Companies are increasingly launching digital initiatives to expand or build digital capabilities aimed at business efficiency or top-line revenue growth. And as digital transformation success stories emerge, the trend is gaining steam.
Nearly 2,600 CIOs Gartner surveyed last year said they devote 18 percent of their budgets to digital transformation, a figure set to increase to 28 percent by 2018, Gartner analyst Andy Rowsell-Jones told CIO.com. Going digital often means significant challenges and consequences, says Rowsell-Jones, adding that companies are overhauling their business models and allocating more of their IT budgets to catch digital disruptors.
Indeed, a new Gartner survey shows that 95 percent of 3,160 CIOs expect their jobs to change or be remixed due to digitalization. Respondents believe that the two biggest transformations in the CIO role will be the need to become a change leader, followed by increased and broader responsibilities and capabilities. Moreover, technology trends such as cybersecurity and artificial intelligence (AI) will significantly change how CIOs do their jobs in the near future.
"The CIO's role must grow and develop as digital business spreads, and disruptive technologies, including intelligent machines and advanced analytics, reach the masses," says Rowsell-Jones. "While delivery is still a part of the job, much greater emphasis is being placed on attaining a far broader set of business objectives." Those areas include innovation and talent management.
The stakes are high. Leading digital companies generate better gross margins, better earnings and better net income than organizations in the bottom quarter of digital adopters, according to Harvard Business School. Leaders post a three-year average gross margin of 55 percent, compared to just 37 percent for digital laggards.
To help you on your digital way, CIO.com checked in on 13 digital transformations underway at some of the world’s leading brands. Following are snapshots of their digital initiatives in progress.
If you've ever wondered what digital transformation looks like at a telecommunications carrier, look no further than Sprint. The telco, under pressure from large rivals such as Verizon and AT&T and in merger talks with T-Mobile, is reinvesting in technology after years of significant cost reduction, says CIO Scott Rice, who is leading the charge. The focus is largely around analyzing data to improve the customer experience.

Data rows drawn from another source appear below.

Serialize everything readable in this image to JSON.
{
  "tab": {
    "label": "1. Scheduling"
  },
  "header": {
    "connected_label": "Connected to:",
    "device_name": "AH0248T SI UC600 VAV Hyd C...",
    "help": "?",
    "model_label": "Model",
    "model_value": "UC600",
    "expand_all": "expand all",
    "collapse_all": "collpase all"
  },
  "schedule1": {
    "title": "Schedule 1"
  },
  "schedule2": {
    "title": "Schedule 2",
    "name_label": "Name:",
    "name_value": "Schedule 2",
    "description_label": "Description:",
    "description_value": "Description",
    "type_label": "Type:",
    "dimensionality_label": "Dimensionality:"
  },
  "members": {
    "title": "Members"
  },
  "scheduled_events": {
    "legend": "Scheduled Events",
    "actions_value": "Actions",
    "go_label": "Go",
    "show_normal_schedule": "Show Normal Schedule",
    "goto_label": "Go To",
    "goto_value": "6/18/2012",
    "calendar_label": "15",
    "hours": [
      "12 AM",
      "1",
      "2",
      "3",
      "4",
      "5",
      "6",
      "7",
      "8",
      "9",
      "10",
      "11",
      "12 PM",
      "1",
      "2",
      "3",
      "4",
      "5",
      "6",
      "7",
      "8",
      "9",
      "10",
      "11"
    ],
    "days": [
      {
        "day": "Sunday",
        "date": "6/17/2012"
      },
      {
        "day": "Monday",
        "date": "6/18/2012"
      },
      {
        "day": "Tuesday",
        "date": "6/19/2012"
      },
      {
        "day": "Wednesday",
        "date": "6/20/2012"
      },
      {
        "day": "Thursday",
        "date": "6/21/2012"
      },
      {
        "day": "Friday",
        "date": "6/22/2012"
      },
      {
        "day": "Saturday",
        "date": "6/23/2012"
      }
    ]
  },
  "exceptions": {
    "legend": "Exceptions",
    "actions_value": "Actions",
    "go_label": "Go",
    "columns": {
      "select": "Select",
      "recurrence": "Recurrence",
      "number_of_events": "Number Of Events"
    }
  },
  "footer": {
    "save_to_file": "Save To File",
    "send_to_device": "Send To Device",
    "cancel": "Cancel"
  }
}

Sprint is using Elastic Stack open-source software to churn through 50 terabytes of data generated by logs, databases, emails and other sources to gauge the performance of Sprint.com. That data helps IT staff determine where glitches are impeding Sprint’s ability to facilitate transactions, ranging from basic browsing, to phone purchases, to upgrades consumers are trying to complete online. Analyzing bugs and other delays helps Sprint determine when and why a customer is abandoning a transaction. Previously, each application team monitored its own software performance, creating large data silos that couldn't be leveraged to bolster performance, Rice says. “It’s a redesigned [customer] journey based on data,” Rice adds.